■ **DIRECTIONS FOR THIS TASK**: Every entry below should be reproduced exactly; no picture is to be included.

■ **THE INPUT**:
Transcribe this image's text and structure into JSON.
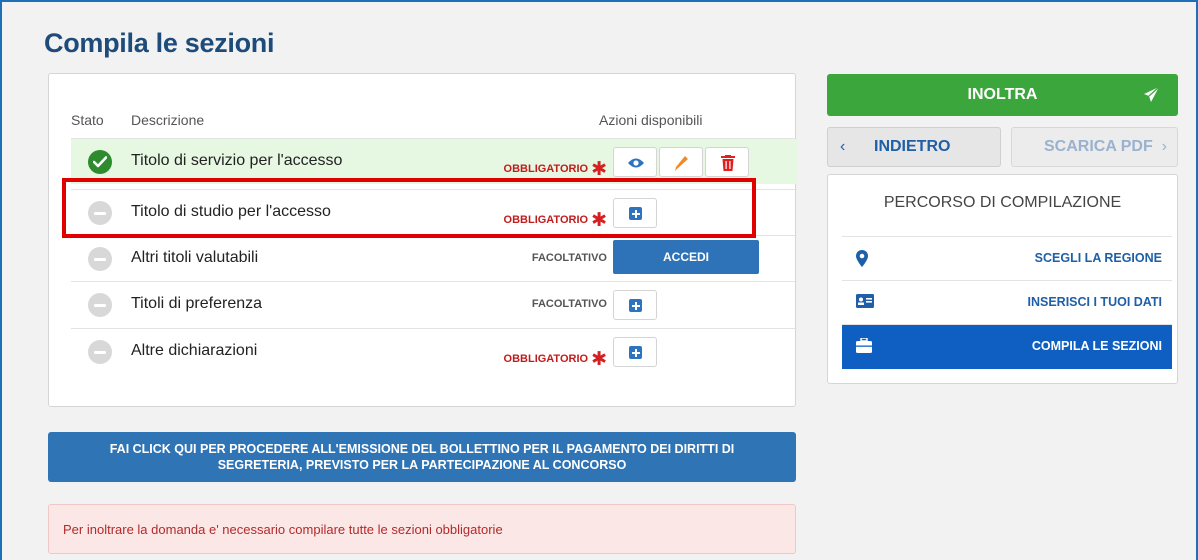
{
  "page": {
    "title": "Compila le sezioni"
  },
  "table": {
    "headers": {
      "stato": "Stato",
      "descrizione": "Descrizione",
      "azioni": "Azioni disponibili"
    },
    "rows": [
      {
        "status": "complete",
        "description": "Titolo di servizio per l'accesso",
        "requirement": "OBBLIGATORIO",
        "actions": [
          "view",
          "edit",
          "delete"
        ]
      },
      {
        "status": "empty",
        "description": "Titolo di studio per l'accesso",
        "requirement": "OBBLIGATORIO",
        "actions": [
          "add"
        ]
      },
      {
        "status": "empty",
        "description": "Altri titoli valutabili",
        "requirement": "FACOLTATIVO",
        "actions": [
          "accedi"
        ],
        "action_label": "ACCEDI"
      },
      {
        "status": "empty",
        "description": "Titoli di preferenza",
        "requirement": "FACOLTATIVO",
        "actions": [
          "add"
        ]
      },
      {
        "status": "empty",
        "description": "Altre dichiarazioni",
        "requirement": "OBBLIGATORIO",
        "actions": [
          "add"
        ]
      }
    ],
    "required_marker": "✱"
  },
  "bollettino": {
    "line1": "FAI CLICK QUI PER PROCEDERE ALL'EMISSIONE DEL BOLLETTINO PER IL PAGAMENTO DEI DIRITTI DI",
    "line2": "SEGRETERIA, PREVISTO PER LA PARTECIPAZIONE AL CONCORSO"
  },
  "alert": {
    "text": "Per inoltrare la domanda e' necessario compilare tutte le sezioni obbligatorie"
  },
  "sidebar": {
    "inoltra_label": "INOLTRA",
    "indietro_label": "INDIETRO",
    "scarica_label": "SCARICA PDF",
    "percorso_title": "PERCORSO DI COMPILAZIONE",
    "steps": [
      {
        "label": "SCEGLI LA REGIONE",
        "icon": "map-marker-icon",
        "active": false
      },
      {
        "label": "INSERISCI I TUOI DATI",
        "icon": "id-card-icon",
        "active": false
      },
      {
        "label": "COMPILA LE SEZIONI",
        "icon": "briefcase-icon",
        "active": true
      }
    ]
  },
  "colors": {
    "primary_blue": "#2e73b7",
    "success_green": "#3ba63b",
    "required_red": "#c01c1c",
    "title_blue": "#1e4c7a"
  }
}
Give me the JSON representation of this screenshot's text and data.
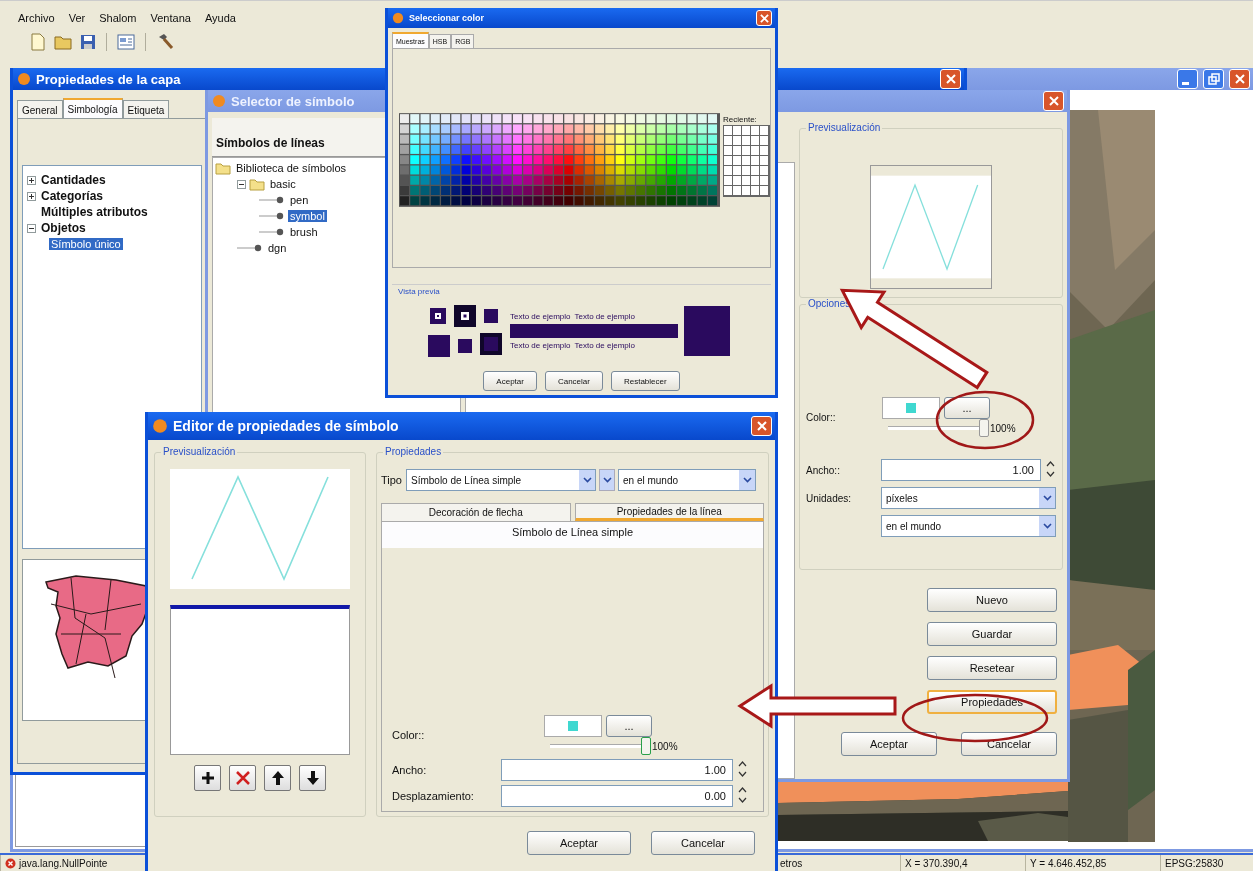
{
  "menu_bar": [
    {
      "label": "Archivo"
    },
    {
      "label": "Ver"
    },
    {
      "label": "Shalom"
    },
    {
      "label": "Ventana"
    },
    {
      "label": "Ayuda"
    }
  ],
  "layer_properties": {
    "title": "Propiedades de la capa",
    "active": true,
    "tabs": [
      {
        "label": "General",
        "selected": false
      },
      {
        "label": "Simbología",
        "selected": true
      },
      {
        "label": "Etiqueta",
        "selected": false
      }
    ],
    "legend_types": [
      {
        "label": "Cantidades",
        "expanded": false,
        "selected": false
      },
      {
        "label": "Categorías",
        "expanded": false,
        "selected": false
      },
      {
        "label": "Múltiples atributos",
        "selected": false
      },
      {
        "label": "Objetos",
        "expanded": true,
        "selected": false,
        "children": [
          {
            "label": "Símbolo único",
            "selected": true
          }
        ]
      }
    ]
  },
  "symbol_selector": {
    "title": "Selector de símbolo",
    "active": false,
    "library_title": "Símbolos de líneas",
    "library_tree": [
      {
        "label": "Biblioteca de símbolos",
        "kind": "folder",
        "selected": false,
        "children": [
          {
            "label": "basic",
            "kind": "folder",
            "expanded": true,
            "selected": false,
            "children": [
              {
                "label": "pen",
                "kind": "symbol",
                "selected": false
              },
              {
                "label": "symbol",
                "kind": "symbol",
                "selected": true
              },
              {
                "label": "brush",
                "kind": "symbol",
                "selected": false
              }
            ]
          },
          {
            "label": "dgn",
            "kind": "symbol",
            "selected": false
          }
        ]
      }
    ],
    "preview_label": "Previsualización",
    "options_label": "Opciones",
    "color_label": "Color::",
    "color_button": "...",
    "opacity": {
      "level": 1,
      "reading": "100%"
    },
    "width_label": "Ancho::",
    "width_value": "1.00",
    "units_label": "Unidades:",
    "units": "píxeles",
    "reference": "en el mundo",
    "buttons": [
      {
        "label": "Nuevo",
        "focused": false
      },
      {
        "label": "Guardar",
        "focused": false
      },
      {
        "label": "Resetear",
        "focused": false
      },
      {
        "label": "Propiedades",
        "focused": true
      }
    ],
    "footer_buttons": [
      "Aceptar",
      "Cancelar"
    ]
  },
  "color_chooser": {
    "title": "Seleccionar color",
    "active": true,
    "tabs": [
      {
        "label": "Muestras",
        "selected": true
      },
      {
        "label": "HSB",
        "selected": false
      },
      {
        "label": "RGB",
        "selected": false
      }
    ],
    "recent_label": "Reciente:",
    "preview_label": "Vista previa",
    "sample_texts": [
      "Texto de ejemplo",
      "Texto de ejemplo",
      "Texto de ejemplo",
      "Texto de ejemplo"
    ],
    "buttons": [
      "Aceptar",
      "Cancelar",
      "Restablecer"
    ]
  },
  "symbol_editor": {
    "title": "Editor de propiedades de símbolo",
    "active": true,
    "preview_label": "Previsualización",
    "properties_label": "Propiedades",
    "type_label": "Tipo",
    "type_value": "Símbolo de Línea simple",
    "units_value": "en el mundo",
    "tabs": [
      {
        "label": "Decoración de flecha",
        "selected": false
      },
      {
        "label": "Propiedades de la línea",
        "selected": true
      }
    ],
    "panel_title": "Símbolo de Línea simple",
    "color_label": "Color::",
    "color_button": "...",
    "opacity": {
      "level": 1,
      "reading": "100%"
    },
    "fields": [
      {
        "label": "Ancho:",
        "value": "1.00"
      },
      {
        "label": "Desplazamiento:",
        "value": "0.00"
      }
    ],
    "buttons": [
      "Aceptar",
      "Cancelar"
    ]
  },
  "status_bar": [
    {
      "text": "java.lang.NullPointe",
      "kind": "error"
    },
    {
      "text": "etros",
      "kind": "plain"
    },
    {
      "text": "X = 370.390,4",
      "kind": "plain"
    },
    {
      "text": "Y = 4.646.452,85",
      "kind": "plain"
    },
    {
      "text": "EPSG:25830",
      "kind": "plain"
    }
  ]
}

■ **EXERCISE RESULT**:
Transcribe this image's text and structure into JSON.
{
  "page": {
    "title": "Compila le sezioni"
  },
  "table": {
    "headers": {
      "stato": "Stato",
      "descrizione": "Descrizione",
      "azioni": "Azioni disponibili"
    },
    "rows": [
      {
        "status": "complete",
        "description": "Titolo di servizio per l'accesso",
        "requirement": "OBBLIGATORIO",
        "actions": [
          "view",
          "edit",
          "delete"
        ]
      },
      {
        "status": "empty",
        "description": "Titolo di studio per l'accesso",
        "requirement": "OBBLIGATORIO",
        "actions": [
          "add"
        ]
      },
      {
        "status": "empty",
        "description": "Altri titoli valutabili",
        "requirement": "FACOLTATIVO",
        "actions": [
          "accedi"
        ],
        "action_label": "ACCEDI"
      },
      {
        "status": "empty",
        "description": "Titoli di preferenza",
        "requirement": "FACOLTATIVO",
        "actions": [
          "add"
        ]
      },
      {
        "status": "empty",
        "description": "Altre dichiarazioni",
        "requirement": "OBBLIGATORIO",
        "actions": [
          "add"
        ]
      }
    ],
    "required_marker": "✱"
  },
  "bollettino": {
    "line1": "FAI CLICK QUI PER PROCEDERE ALL'EMISSIONE DEL BOLLETTINO PER IL PAGAMENTO DEI DIRITTI DI",
    "line2": "SEGRETERIA, PREVISTO PER LA PARTECIPAZIONE AL CONCORSO"
  },
  "alert": {
    "text": "Per inoltrare la domanda e' necessario compilare tutte le sezioni obbligatorie"
  },
  "sidebar": {
    "inoltra_label": "INOLTRA",
    "indietro_label": "INDIETRO",
    "scarica_label": "SCARICA PDF",
    "percorso_title": "PERCORSO DI COMPILAZIONE",
    "steps": [
      {
        "label": "SCEGLI LA REGIONE",
        "icon": "map-marker-icon",
        "active": false
      },
      {
        "label": "INSERISCI I TUOI DATI",
        "icon": "id-card-icon",
        "active": false
      },
      {
        "label": "COMPILA LE SEZIONI",
        "icon": "briefcase-icon",
        "active": true
      }
    ]
  },
  "colors": {
    "primary_blue": "#2e73b7",
    "success_green": "#3ba63b",
    "required_red": "#c01c1c",
    "title_blue": "#1e4c7a"
  }
}
Give me the JSON representation of this screenshot's text and data.
{
  "menu_bar": [
    {
      "label": "Archivo"
    },
    {
      "label": "Ver"
    },
    {
      "label": "Shalom"
    },
    {
      "label": "Ventana"
    },
    {
      "label": "Ayuda"
    }
  ],
  "layer_properties": {
    "title": "Propiedades de la capa",
    "active": true,
    "tabs": [
      {
        "label": "General",
        "selected": false
      },
      {
        "label": "Simbología",
        "selected": true
      },
      {
        "label": "Etiqueta",
        "selected": false
      }
    ],
    "legend_types": [
      {
        "label": "Cantidades",
        "expanded": false,
        "selected": false
      },
      {
        "label": "Categorías",
        "expanded": false,
        "selected": false
      },
      {
        "label": "Múltiples atributos",
        "selected": false
      },
      {
        "label": "Objetos",
        "expanded": true,
        "selected": false,
        "children": [
          {
            "label": "Símbolo único",
            "selected": true
          }
        ]
      }
    ]
  },
  "symbol_selector": {
    "title": "Selector de símbolo",
    "active": false,
    "library_title": "Símbolos de líneas",
    "library_tree": [
      {
        "label": "Biblioteca de símbolos",
        "kind": "folder",
        "selected": false,
        "children": [
          {
            "label": "basic",
            "kind": "folder",
            "expanded": true,
            "selected": false,
            "children": [
              {
                "label": "pen",
                "kind": "symbol",
                "selected": false
              },
              {
                "label": "symbol",
                "kind": "symbol",
                "selected": true
              },
              {
                "label": "brush",
                "kind": "symbol",
                "selected": false
              }
            ]
          },
          {
            "label": "dgn",
            "kind": "symbol",
            "selected": false
          }
        ]
      }
    ],
    "preview_label": "Previsualización",
    "options_label": "Opciones",
    "color_label": "Color::",
    "color_button": "...",
    "opacity": {
      "level": 1,
      "reading": "100%"
    },
    "width_label": "Ancho::",
    "width_value": "1.00",
    "units_label": "Unidades:",
    "units": "píxeles",
    "reference": "en el mundo",
    "buttons": [
      {
        "label": "Nuevo",
        "focused": false
      },
      {
        "label": "Guardar",
        "focused": false
      },
      {
        "label": "Resetear",
        "focused": false
      },
      {
        "label": "Propiedades",
        "focused": true
      }
    ],
    "footer_buttons": [
      "Aceptar",
      "Cancelar"
    ]
  },
  "color_chooser": {
    "title": "Seleccionar color",
    "active": true,
    "tabs": [
      {
        "label": "Muestras",
        "selected": true
      },
      {
        "label": "HSB",
        "selected": false
      },
      {
        "label": "RGB",
        "selected": false
      }
    ],
    "recent_label": "Reciente:",
    "preview_label": "Vista previa",
    "sample_texts": [
      "Texto de ejemplo",
      "Texto de ejemplo",
      "Texto de ejemplo",
      "Texto de ejemplo"
    ],
    "buttons": [
      "Aceptar",
      "Cancelar",
      "Restablecer"
    ]
  },
  "symbol_editor": {
    "title": "Editor de propiedades de símbolo",
    "active": true,
    "preview_label": "Previsualización",
    "properties_label": "Propiedades",
    "type_label": "Tipo",
    "type_value": "Símbolo de Línea simple",
    "units_value": "en el mundo",
    "tabs": [
      {
        "label": "Decoración de flecha",
        "selected": false
      },
      {
        "label": "Propiedades de la línea",
        "selected": true
      }
    ],
    "panel_title": "Símbolo de Línea simple",
    "color_label": "Color::",
    "color_button": "...",
    "opacity": {
      "level": 1,
      "reading": "100%"
    },
    "fields": [
      {
        "label": "Ancho:",
        "value": "1.00"
      },
      {
        "label": "Desplazamiento:",
        "value": "0.00"
      }
    ],
    "buttons": [
      "Aceptar",
      "Cancelar"
    ]
  },
  "status_bar": [
    {
      "text": "java.lang.NullPointe",
      "kind": "error"
    },
    {
      "text": "etros",
      "kind": "plain"
    },
    {
      "text": "X = 370.390,4",
      "kind": "plain"
    },
    {
      "text": "Y = 4.646.452,85",
      "kind": "plain"
    },
    {
      "text": "EPSG:25830",
      "kind": "plain"
    }
  ]
}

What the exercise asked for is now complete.